You can see that one of the intersections of the grid falls right between the sister’s faces.  Also notice the “negative space.”  This is all the area in the image that is NOT your subject (the positive space).  Having some (negative space) creates additional visual appeal.  It leads us to the sisters and creates room/space, so that we’re more comfortable looking longer at the girls.  In the same way you get uncomfortable being in a crowded space, you also get uncomfortable looking at a crowded space.  In it’s most basic sense, this Rule of Thirds is saying, “Get out of the center of my picture! Do something different.”

Here’s another example, but with a closeup:

I know, it’s a studio shot that I took, and you don’t have a studio, but you get the idea…think about the intersecting lines and get out of the center of my camera.  And before you say, “Yeah, yeah…anyone can take a great picture of a beautiful girl.  My kids never look like that.”  The truth is, this girl is horribly ugly, but because I used the Rule of Thirds, she took a stunning picture, and so can you!  Of course, I’m kidding.  That girl is so beautiful, a five year old with a spy pen camera would have done a great job.  But the truth is, in the right light, the right positioning and the right composition, anyone can take a beautiful photograph, and I’m going to show you how to do all three of those, and more.

Don’t believe me?  Check this out (before):
 
…and after:
Same person, different composition…unbelievable!
Triangles:

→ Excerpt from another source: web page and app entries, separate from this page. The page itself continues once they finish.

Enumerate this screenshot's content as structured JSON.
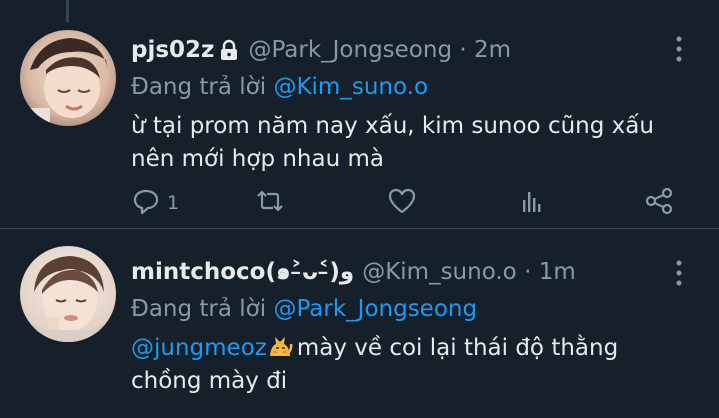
{
  "colors": {
    "background": "#15202b",
    "text_primary": "#e7e9ea",
    "text_secondary": "#8b98a5",
    "mention": "#1d9bf0",
    "divider": "#38444d"
  },
  "tweets": [
    {
      "display_name": "pjs02z",
      "protected_icon": "lock-icon",
      "handle": "@Park_Jongseong",
      "separator": "·",
      "time": "2m",
      "reply_prefix": "Đang trả lời",
      "reply_to": "@Kim_suno.o",
      "body_line1": "ừ tại prom năm nay xấu, kim sunoo cũng xấu",
      "body_line2": "nên mới hợp nhau mà",
      "actions": {
        "reply_icon": "reply-icon",
        "reply_count": "1",
        "retweet_icon": "retweet-icon",
        "like_icon": "heart-icon",
        "stats_icon": "analytics-icon",
        "share_icon": "share-icon"
      },
      "more_icon": "more-vertical-icon"
    },
    {
      "display_name": "mintchoco(๑˃̵ᴗ˂̵)و",
      "handle": "@Kim_suno.o",
      "separator": "·",
      "time": "1m",
      "reply_prefix": "Đang trả lời",
      "reply_to": "@Park_Jongseong",
      "body_mention": "@jungmeoz",
      "body_emoji": "cat-emoji",
      "body_line1_rest": "mày về coi lại thái độ thằng",
      "body_line2": "chồng mày đi",
      "more_icon": "more-vertical-icon"
    }
  ]
}
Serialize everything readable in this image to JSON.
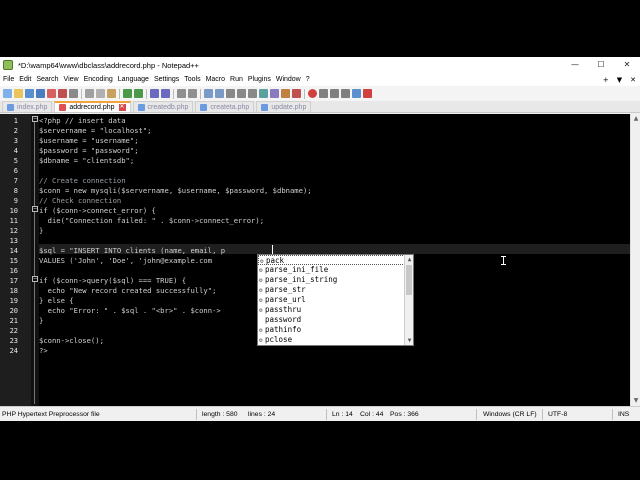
{
  "window": {
    "title": "*D:\\wamp64\\www\\dbclass\\addrecord.php - Notepad++",
    "buttons": {
      "minimize": "—",
      "maximize": "☐",
      "close": "✕"
    }
  },
  "menu": {
    "items": [
      "File",
      "Edit",
      "Search",
      "View",
      "Encoding",
      "Language",
      "Settings",
      "Tools",
      "Macro",
      "Run",
      "Plugins",
      "Window",
      "?"
    ],
    "right": [
      "+",
      "▼",
      "✕"
    ]
  },
  "tabs": [
    {
      "label": "index.php",
      "active": false
    },
    {
      "label": "addrecord.php",
      "active": true
    },
    {
      "label": "createdb.php",
      "active": false
    },
    {
      "label": "createta.php",
      "active": false
    },
    {
      "label": "update.php",
      "active": false
    }
  ],
  "editor": {
    "line_numbers": [
      "1",
      "2",
      "3",
      "4",
      "5",
      "6",
      "7",
      "8",
      "9",
      "10",
      "11",
      "12",
      "13",
      "14",
      "15",
      "16",
      "17",
      "18",
      "19",
      "20",
      "21",
      "22",
      "23",
      "24"
    ],
    "lines": [
      "<?php // insert data",
      "$servername = \"localhost\";",
      "$username = \"username\";",
      "$password = \"password\";",
      "$dbname = \"clientsdb\";",
      "",
      "// Create connection",
      "$conn = new mysqli($servername, $username, $password, $dbname);",
      "// Check connection",
      "if ($conn->connect_error) {",
      "  die(\"Connection failed: \" . $conn->connect_error);",
      "}",
      "",
      "$sql = \"INSERT INTO clients (name, email, p",
      "VALUES ('John', 'Doe', 'john@example.com",
      "",
      "if ($conn->query($sql) === TRUE) {",
      "  echo \"New record created successfully\";",
      "} else {",
      "  echo \"Error: \" . $sql . \"<br>\" . $conn->",
      "}",
      "",
      "$conn->close();",
      "?>"
    ]
  },
  "autocomplete": {
    "items": [
      "pack",
      "parse_ini_file",
      "parse_ini_string",
      "parse_str",
      "parse_url",
      "passthru",
      "password",
      "pathinfo",
      "pclose"
    ],
    "selected_index": 0
  },
  "statusbar": {
    "language": "PHP Hypertext Preprocessor file",
    "length": "length : 580",
    "lines": "lines : 24",
    "ln": "Ln : 14",
    "col": "Col : 44",
    "pos": "Pos : 366",
    "eol": "Windows (CR LF)",
    "encoding": "UTF-8",
    "mode": "INS"
  },
  "colors": {
    "editor_bg": "#000000",
    "tab_accent": "#f2a33c",
    "chrome_bg": "#f0f0f0"
  }
}
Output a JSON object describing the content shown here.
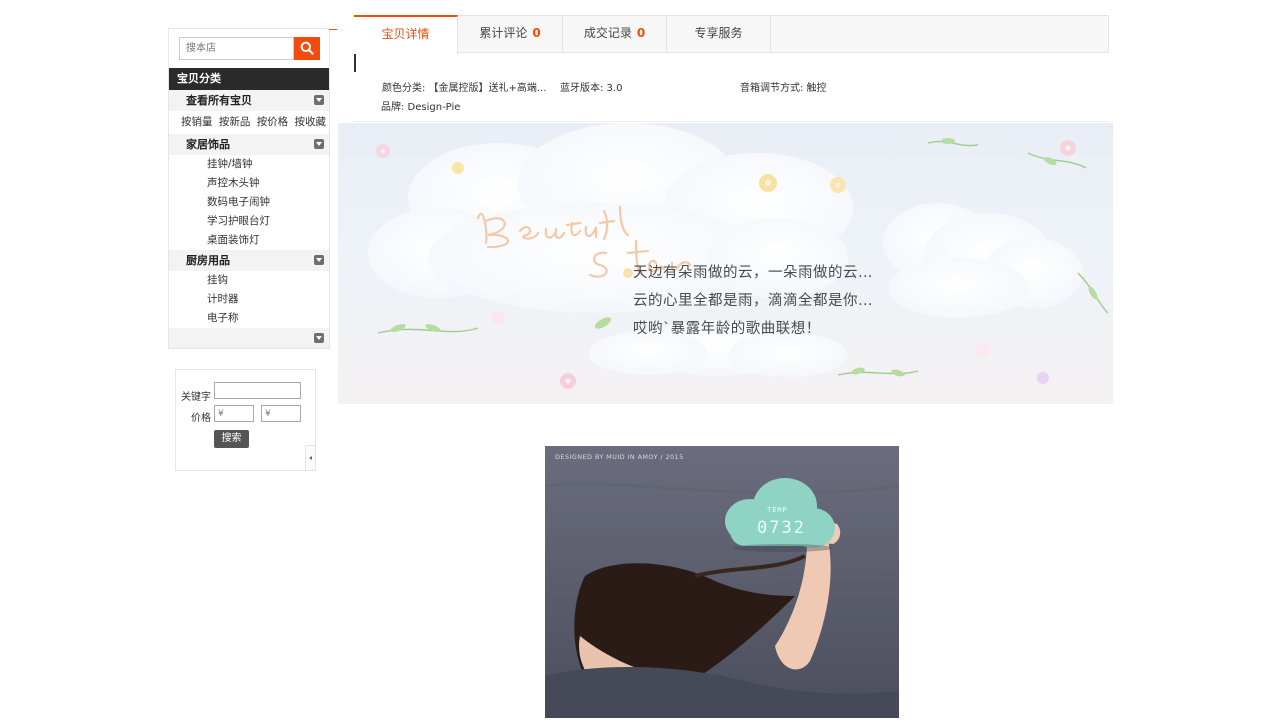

From an art perspective, our brains prefer to see an odd number of things more than an even number.  This means that if you currently have two children, for the sake of creating better photographs, you should either get started on making a third child, or at the very least, get a dog and train it to sit and stay so you can include it all your photos.  Outside of those two options, composition, along with having an additional item of visual interest in your picture, can provide the odd number you’re looking for.  In the case of the two girls above, the extra item of interest would be the river.  Triangles (or in their inverted form, Pyramids), are a great way to compose/position your subjects (especially when you have three of them) to make your image most pleasing to the eye.  They can be used in many ways for arranging your subjects, the other things that are included in your photo (around your subject/subjects), and you can even create compositions that include multiple triangles within an image, such as for larger groups of people.

Here are our two sisters again, this time with their super model Mom (you guessed it…she’s also hideous, but the triangular composition made her look beautiful):

And now you can see the triangle in action:

There are also compositional rules that cover things such as Diagonal Lines, Leading Lines, Diamonds (not the kind you wear) and more, but I’ve got to save some information for my book.

Now that we’ve covered some of the “rules,” do be afraid to break them.  They are guidelines that will help improve the shots you take, but they should not limit you trying other things.  Sometimes, filling your frame with an adorable face, smack dab in the center of the shot, can be powerful.  But if this is what you always do, change it up.  Your imagination and creativity are the most fun parts of photography!